◆ Given records ◆

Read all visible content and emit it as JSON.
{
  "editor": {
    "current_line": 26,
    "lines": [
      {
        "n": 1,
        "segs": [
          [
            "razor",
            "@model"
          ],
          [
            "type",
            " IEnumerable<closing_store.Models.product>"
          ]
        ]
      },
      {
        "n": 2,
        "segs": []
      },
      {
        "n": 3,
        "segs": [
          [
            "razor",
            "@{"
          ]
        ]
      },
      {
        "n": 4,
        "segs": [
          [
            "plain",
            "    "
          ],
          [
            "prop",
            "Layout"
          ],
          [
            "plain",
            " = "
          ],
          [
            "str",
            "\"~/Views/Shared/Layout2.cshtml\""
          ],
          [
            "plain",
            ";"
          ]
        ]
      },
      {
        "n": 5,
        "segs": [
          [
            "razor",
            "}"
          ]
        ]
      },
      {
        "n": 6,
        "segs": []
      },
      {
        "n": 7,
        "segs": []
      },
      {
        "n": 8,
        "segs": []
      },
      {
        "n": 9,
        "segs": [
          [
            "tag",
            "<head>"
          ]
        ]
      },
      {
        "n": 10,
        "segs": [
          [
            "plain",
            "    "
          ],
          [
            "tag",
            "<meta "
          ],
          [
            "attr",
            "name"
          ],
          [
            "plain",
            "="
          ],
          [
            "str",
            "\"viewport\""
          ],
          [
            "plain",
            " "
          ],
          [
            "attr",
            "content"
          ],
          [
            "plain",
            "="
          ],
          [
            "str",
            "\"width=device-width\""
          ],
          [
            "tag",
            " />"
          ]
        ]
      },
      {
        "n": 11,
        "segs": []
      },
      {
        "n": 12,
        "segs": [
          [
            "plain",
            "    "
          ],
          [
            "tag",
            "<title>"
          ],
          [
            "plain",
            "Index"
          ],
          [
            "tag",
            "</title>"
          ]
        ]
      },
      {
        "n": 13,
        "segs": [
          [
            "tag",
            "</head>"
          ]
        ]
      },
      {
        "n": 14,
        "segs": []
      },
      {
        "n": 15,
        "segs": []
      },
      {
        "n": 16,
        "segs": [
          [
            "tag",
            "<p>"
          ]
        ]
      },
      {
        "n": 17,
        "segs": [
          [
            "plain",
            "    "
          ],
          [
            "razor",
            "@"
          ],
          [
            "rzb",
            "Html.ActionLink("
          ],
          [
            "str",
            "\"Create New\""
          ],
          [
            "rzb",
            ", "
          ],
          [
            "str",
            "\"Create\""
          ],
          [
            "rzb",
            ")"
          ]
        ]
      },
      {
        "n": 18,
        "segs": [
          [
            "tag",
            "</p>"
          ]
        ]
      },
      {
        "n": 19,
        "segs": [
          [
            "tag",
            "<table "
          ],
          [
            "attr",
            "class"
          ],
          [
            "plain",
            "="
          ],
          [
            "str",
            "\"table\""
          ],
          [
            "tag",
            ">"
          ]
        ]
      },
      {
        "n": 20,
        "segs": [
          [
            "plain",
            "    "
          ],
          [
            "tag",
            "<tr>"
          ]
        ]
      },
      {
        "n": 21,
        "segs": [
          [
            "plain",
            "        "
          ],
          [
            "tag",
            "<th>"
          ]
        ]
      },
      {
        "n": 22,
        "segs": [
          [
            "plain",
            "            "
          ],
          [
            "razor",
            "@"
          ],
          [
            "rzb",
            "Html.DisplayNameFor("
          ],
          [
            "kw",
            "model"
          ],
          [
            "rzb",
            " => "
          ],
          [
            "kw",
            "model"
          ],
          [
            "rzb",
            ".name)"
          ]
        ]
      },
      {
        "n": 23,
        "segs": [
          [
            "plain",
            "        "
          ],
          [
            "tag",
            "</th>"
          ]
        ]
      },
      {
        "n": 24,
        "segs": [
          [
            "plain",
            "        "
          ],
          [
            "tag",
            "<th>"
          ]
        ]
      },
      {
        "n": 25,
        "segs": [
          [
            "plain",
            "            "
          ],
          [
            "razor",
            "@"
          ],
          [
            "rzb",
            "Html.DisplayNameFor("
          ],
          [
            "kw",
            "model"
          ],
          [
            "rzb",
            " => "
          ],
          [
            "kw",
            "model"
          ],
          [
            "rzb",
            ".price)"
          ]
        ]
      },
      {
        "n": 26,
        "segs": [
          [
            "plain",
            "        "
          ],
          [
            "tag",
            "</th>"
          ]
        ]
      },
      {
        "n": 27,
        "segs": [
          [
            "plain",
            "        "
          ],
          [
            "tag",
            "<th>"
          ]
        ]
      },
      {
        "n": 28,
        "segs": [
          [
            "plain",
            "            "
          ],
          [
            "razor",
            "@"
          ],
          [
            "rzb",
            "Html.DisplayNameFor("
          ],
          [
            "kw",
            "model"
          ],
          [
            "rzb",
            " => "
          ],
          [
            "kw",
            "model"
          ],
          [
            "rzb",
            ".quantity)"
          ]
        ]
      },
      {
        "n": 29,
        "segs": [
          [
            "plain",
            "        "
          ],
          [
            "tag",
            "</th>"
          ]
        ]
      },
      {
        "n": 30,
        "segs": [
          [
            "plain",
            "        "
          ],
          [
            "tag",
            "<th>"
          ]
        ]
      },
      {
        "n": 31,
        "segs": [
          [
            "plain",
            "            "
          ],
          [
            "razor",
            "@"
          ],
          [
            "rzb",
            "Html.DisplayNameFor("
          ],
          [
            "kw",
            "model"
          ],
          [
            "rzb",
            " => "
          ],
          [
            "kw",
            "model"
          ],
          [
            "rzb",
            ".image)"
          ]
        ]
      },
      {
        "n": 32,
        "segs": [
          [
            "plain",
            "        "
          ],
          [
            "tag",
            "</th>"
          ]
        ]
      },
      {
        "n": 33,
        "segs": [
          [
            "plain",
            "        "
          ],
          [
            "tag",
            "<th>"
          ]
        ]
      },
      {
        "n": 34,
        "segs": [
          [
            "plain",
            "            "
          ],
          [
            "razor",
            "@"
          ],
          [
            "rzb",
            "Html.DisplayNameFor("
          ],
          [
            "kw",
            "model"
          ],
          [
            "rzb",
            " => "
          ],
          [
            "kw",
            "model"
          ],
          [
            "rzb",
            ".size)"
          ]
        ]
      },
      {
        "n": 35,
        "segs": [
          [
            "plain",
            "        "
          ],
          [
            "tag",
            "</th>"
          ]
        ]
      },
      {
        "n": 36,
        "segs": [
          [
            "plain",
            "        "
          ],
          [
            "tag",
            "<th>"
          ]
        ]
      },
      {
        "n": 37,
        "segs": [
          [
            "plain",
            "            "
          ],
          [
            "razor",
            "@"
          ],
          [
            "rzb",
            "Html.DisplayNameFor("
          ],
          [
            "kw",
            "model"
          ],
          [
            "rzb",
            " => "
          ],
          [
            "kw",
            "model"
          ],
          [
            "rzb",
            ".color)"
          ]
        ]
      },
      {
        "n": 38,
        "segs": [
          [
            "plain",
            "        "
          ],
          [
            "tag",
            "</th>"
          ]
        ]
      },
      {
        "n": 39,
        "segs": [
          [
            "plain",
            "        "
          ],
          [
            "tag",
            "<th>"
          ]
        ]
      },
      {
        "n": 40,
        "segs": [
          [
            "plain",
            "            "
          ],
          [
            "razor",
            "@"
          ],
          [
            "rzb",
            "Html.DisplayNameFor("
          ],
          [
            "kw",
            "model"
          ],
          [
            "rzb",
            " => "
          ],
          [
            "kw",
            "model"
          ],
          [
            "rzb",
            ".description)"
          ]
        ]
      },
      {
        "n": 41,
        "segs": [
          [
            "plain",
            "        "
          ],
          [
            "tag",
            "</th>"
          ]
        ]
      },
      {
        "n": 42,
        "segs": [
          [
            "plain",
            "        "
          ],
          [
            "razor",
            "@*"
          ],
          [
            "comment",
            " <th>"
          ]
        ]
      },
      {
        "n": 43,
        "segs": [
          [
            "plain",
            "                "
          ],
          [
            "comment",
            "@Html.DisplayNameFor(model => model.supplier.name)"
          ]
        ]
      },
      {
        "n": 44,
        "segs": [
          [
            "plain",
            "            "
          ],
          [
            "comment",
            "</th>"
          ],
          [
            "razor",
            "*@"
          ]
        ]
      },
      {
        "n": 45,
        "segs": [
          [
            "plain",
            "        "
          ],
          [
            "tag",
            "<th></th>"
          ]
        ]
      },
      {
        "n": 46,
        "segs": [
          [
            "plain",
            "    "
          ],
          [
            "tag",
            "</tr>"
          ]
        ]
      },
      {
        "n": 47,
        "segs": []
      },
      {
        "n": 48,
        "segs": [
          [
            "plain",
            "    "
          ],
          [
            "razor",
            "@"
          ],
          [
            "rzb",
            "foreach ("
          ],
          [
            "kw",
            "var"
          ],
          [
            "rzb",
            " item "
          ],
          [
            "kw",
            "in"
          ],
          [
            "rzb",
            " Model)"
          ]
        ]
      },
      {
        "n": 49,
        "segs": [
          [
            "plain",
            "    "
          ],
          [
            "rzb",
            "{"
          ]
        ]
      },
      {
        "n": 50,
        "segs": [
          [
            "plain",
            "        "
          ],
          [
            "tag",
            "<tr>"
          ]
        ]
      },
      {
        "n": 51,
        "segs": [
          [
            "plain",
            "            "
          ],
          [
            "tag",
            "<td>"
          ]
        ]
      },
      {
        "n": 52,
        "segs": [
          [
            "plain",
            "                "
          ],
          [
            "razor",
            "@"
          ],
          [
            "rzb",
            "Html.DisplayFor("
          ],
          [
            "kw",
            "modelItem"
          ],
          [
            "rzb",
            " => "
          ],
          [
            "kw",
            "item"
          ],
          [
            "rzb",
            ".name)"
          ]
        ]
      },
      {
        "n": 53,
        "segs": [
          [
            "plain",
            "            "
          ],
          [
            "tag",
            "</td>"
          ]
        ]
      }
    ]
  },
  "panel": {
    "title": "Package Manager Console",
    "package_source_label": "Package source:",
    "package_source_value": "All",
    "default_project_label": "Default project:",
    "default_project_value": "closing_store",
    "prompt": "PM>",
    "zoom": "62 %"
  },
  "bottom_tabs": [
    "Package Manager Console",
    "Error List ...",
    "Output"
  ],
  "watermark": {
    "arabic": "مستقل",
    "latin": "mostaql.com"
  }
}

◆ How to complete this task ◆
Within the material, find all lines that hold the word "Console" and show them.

◆ Written answer ◆
    "title": "Package Manager Console",
    "Package Manager Console",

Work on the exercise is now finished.